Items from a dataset
-------
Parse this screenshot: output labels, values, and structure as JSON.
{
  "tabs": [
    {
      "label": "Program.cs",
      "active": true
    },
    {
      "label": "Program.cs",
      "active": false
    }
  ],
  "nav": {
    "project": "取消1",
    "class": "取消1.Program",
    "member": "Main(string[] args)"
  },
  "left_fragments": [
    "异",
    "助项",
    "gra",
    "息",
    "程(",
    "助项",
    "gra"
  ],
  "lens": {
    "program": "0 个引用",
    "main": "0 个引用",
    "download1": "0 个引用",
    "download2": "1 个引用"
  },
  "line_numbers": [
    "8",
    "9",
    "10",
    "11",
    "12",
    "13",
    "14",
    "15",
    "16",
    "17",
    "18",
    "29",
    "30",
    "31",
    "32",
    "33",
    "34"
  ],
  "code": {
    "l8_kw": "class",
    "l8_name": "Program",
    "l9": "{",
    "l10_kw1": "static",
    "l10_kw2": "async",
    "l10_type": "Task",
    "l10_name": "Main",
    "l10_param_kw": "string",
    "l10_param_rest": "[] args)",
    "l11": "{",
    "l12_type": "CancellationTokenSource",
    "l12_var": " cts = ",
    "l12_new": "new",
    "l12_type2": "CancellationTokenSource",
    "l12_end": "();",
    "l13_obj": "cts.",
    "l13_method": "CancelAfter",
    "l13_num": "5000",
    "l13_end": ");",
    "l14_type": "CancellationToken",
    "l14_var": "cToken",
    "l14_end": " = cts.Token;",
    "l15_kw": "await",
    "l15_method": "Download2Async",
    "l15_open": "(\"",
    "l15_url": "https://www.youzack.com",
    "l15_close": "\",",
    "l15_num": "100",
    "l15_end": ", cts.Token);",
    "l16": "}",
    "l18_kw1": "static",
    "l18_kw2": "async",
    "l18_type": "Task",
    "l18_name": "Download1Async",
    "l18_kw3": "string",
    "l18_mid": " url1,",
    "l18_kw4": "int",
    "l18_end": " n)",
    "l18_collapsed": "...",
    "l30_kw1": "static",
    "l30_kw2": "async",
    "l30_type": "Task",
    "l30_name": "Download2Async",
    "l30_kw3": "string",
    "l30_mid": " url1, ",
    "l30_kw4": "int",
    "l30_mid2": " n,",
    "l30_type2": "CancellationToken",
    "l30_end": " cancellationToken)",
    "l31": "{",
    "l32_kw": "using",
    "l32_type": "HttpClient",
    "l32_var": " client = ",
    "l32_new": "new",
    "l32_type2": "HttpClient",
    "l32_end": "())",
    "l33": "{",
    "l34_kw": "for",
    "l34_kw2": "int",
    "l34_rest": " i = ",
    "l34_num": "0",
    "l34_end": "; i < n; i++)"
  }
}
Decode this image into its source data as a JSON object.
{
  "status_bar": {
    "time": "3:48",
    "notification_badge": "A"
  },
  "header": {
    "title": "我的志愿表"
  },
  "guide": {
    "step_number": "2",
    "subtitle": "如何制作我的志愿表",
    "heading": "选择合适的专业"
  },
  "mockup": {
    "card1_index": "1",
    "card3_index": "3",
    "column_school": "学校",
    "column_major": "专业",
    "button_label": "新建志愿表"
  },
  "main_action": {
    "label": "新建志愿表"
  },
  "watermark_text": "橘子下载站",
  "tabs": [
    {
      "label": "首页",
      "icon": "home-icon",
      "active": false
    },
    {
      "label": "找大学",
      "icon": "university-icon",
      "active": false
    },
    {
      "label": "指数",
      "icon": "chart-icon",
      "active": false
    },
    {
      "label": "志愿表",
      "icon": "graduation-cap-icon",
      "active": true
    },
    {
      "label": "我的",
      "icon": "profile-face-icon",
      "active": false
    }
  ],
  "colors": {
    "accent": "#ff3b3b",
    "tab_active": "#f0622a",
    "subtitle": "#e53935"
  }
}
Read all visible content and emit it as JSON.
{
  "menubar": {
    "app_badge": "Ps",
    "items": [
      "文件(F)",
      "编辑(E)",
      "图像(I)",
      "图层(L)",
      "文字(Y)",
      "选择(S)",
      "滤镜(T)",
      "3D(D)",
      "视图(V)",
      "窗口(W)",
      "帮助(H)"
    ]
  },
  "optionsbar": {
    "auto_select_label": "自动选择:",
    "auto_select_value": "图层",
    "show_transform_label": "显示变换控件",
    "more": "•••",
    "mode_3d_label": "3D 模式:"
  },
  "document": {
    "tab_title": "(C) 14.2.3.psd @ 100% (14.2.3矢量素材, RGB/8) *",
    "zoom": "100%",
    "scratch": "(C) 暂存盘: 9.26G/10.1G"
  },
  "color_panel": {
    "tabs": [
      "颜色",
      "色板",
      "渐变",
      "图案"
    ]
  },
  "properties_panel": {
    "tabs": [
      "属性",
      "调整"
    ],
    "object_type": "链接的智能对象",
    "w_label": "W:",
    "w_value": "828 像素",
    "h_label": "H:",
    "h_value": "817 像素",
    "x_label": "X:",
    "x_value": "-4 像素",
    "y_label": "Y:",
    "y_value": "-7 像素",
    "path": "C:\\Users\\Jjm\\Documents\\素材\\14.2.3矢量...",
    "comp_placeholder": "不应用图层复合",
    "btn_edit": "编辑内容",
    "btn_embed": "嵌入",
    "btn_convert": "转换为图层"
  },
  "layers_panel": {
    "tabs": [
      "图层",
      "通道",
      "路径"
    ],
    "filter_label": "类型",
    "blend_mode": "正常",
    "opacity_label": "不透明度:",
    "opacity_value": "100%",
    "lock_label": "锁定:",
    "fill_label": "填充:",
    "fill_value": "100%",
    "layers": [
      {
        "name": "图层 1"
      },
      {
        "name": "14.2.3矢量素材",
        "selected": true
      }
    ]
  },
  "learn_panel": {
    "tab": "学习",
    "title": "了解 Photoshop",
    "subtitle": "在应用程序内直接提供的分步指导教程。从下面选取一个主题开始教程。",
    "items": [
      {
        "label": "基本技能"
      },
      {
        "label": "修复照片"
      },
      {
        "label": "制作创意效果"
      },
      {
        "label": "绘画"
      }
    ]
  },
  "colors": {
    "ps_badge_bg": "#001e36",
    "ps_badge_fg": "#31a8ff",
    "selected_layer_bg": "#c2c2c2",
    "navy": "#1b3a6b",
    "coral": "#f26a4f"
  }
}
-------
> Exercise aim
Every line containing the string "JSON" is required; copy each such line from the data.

> Task solution
Parse this screenshot: output labels, values, and structure as JSON.
Decode this image into its source data as a JSON object.
Read all visible content and emit it as JSON.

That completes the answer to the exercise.